Cats are known for their exceptional night vision, often exhibiting the ability to see in almost complete darkness. This attribute has led to their association with guardianship and protection during the night. In ancient Egyptian mythology, cats were believed to watch over the land at night, keeping it safe from evil spirits.
Sensing the Supernatural
Cats have been attributed with the ability to sense supernatural phenomena. Their acute hearing and sensitivity to subtle vibrations make them excellent detectors of unseen energies. Many believe that cats can perceive spirits or otherworldly entities, making them valuable companions in haunted places.
In some folk beliefs, it is believed that cats possess healing powers. The purring of a cat is thought to have a calming and therapeutic effect, capable of reducing stress and promoting overall well-being. Additionally, some cultures associate specific colors or patterns of fur with medicinal properties, further emphasizing the cat’s healing abilities.
Cats Across Cultures
Ancient Egypt holds a significant place in feline mythology. The Egyptians admired and revered cats for their hunting skills and believed they protected their homes from evil spirits and pests. The reverence for cats was so profound that killing a cat, even accidentally, was considered a serious offense punishable by death.
Japanese Lucky Cats
In Japanese culture, the Maneki-neko, or beckoning cat, is a common talisman believed to bring good luck and fortune to its owner. These statues, often seen in shop fronts or homes, feature a cat with one paw raised in a beckoning gesture. The color of the cat and the paw it raises are said to have different meanings, symbolizing various forms of prosperity.
Cats in Norse Mythology
In Norse mythology, the goddess Freyja possesses a chariot pulled by two large cats named Bygul and Trjegul. These feline companions represent power and grace, reflecting the importance of cats in Norse culture. Cats were highly regarded for their agility and hunting prowess, embodying qualities valued by the Vikings.
Ancient Egyptian Cat Breeds
- Mau: The Mau is an ancient Egyptian breed known for its distinctive spots and markings. Considered sacred, these cats were believed to bring good fortune to their owners.
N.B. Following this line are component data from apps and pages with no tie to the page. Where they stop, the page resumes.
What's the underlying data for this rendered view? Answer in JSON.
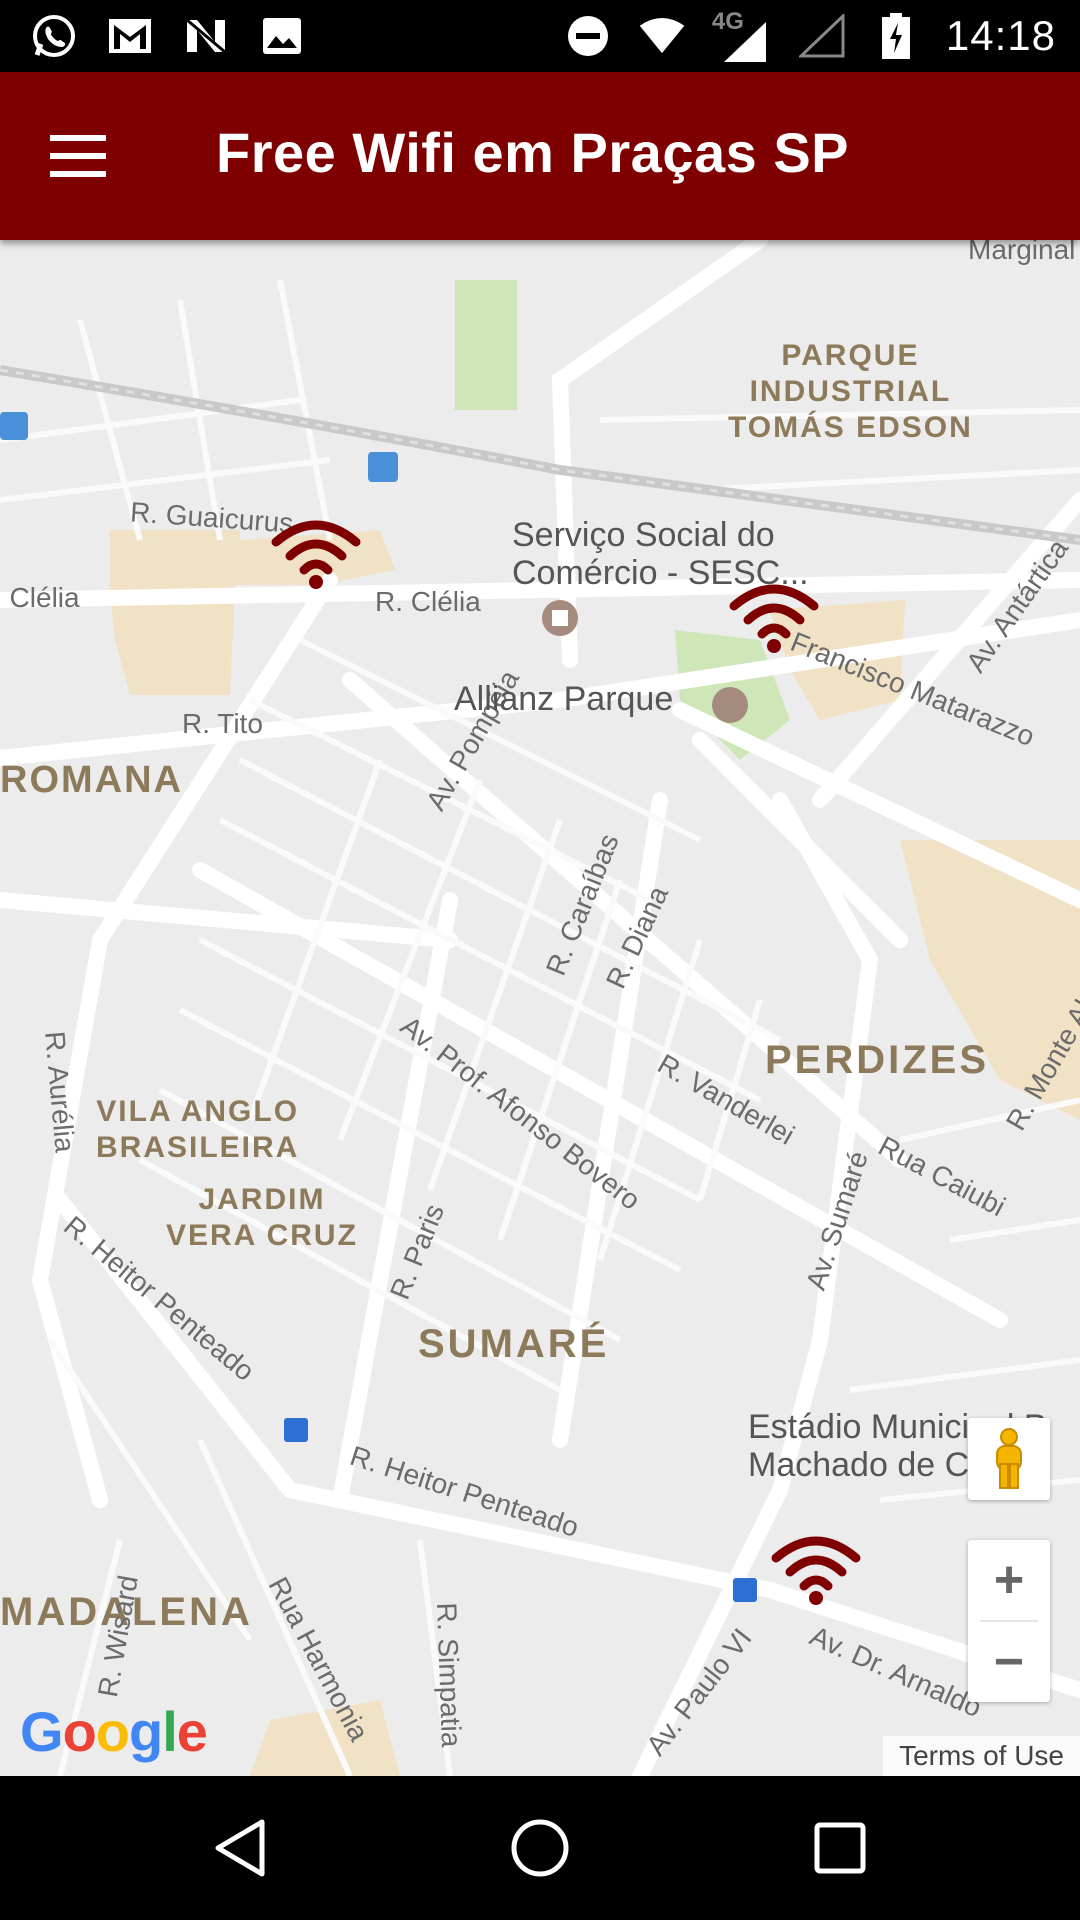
{
  "status_bar": {
    "time": "14:18",
    "network_label": "4G",
    "left_icons": [
      "whatsapp-icon",
      "gmail-icon",
      "n-app-icon",
      "image-icon"
    ],
    "right_icons": [
      "do-not-disturb-icon",
      "wifi-icon",
      "signal-icon",
      "signal-empty-icon",
      "battery-charging-icon"
    ]
  },
  "app_bar": {
    "title": "Free Wifi em Praças SP",
    "background": "#7f0000"
  },
  "map": {
    "districts": {
      "parque_industrial": "PARQUE\nINDUSTRIAL\nTOMÁS EDSON",
      "romana": "ROMANA",
      "perdizes": "PERDIZES",
      "vila_anglo": "VILA ANGLO\nBRASILEIRA",
      "jardim_vera_cruz": "JARDIM\nVERA CRUZ",
      "sumare": "SUMARÉ",
      "madalena": "MADALENA"
    },
    "streets": {
      "guaicurus": "R. Guaicurus",
      "clelia_left": ". Clélia",
      "clelia": "R. Clélia",
      "tito": "R. Tito",
      "pompeia": "Av. Pompéia",
      "caraibas": "R. Caraíbas",
      "diana": "R. Diana",
      "francisco_matarazzo": "Francisco Matarazzo",
      "antartica": "Av. Antártica",
      "prof_afonso_bovero": "Av. Prof. Afonso Bovero",
      "vanderlei": "R. Vanderlei",
      "sumare_av": "Av. Sumaré",
      "caiubi": "Rua Caiubi",
      "monte_alegre": "R. Monte Al",
      "aurelia": "R. Aurélia",
      "heitor_penteado_left": "R. Heitor Penteado",
      "heitor_penteado": "R. Heitor Penteado",
      "paris": "R. Paris",
      "harmonia": "Rua Harmonia",
      "simpatia": "R. Simpatia",
      "paulo_vi": "Av. Paulo VI",
      "dr_arnaldo": "Av. Dr. Arnaldo",
      "wisard": "R. Wisard",
      "marginal": "Marginal"
    },
    "pois": {
      "sesc": "Serviço Social do\nComércio - SESC...",
      "allianz": "Allianz Parque",
      "estadio": "Estádio Municipal P\nMachado de Carv"
    },
    "wifi_marker_color": "#7f0000",
    "wifi_markers_count": 3,
    "attribution": "Google",
    "terms": "Terms of Use",
    "zoom_in": "+",
    "zoom_out": "−"
  },
  "nav_bar": {
    "buttons": [
      "back-icon",
      "home-icon",
      "recents-icon"
    ]
  }
}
- Sokoke: Originating from Kenya, the Sokoke cat bears a resemblance to the ancient Egyptian cats. It features a unique ticking pattern on its coat, adding to its allure.
- Abyssinian: While not directly linked to ancient Egypt, the Abyssinian cat shares a similar appearance to the depictions found in Egyptian art. Its elegant appearance and playful personality make it a popular choice among cat lovers.
- Sphynx: The Sphynx cat, known for its lack of fur, may not resemble the ancient Egyptian cats, but its bald appearance evokes their mystical allure. This breed captivates with its unique look and affectionate nature.
Cats have always held a special place in human culture, whether as divine beings, symbols of fortune, or mystical creatures. Their intriguing qualities and enigmatic nature have sparked countless myths and legends across cultures. From ancient Egypt to modern-day tales, cats continue to captivate our imaginations, showcasing their timeless appeal and leaving an indelible mark on our collective consciousness.